A GEO spokesperson declined an interview with KQED, but strongly rejected allegations of retaliation. He said the company is meeting all federal detention standards while committing to ensuring a humane and safe environment at their facilities.
The spokesperson has repeatedly denied that a labor strike is taking place at Mesa Verde and Golden State Annex, as the work program is deemed voluntary and established under federal detention guidelines.
“We firmly deny any allegations of retaliation, direct or indirect, against persons housed at the centers for any reason whatsoever,” he said in a statement. “Under no circumstances are any detainees forced to participate in the Voluntary Work Program.”
The Office of the Immigration Detention Ombudsman, to whom detainees submitted a complaint, confirmed that a staff member is regularly visiting Mesa Verde and Golden State Annex, but declined to comment on any investigation.
In September, more than a dozen members of Congress from California requested top federal immigration officials investigate reports of “disturbing conditions and abusive and retaliatory behavior towards detainees.”
South Bay Rep. Zoe Lofgren, chair of the House Immigration and Citizenship Subcommittee, told KQED that if the complaints of retaliation are found valid, Immigration and Customs Enforcement should terminate its contracts with GEO for these facilities.

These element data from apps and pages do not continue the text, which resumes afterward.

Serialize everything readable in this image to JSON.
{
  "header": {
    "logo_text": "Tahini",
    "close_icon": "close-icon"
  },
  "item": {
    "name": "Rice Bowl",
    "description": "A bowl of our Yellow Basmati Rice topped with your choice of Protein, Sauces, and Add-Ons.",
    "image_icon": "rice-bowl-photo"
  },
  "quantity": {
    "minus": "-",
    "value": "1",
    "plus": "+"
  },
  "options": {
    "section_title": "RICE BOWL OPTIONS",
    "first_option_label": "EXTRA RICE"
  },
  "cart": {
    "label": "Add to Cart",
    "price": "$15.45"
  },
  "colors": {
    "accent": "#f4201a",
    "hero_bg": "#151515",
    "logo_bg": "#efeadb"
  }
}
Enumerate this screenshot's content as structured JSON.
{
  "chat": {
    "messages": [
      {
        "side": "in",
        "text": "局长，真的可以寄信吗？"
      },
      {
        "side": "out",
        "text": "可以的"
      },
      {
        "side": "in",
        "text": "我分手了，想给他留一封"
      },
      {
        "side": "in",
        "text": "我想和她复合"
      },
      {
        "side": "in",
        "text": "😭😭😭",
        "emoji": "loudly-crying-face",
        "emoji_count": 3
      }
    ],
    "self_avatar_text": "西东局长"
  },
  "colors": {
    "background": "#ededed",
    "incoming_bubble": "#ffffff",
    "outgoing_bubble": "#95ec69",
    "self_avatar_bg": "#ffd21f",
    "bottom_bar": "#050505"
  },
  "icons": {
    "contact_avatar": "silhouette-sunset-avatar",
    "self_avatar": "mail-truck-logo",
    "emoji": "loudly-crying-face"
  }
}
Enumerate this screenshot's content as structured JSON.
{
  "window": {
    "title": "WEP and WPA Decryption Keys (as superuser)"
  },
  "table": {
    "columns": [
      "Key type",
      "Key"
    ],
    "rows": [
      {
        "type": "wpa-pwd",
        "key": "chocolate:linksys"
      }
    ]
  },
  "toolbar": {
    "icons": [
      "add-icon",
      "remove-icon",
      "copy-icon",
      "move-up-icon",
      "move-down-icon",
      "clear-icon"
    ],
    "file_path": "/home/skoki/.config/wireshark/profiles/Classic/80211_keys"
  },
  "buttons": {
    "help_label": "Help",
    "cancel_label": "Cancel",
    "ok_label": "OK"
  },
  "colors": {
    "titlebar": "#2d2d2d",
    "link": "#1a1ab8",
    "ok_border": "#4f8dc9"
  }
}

As of this week, the Departments of Homeland Security and Immigration and Customs Enforcement have not responded to the lawmakers' request, according to Lofgren’s office.
DHS declined requests for comment. An ICE spokesperson said the agency will respond to congressional correspondence “through official channels and by appropriate officials at the agency.”
ICE detention guidelines establish that detainees volunteering to work must be paid “at least” $1 per day. The low wage rate has operated with the blessing of Congress, which has the authority to increase pay but has not done so for decades.
Meanwhile, Figueroa and other detainees at Mesa Verde said some conditions have worsened since the strike began and guards are now more frequently frisking them with invasive pat-downs whenever they leave their dormitory. GEO and ICE declined to comment directly on those allegations.
“It’s a constant invasion of privacy,” said Figueroa. “And we are not prisoners, we shouldn’t be treated as prisoners.”
That argument is key to why detainees are asking for minimum wage. While people incarcerated in federal or state prisons often earn very low wages for jobs inside those facilities, immigration detention is classified as a civil — not criminal — matter and is not intended to be punitive.
ICE officials say they determine on a case-by-case basis whether to jail immigrants while they fight deportation proceedings in court.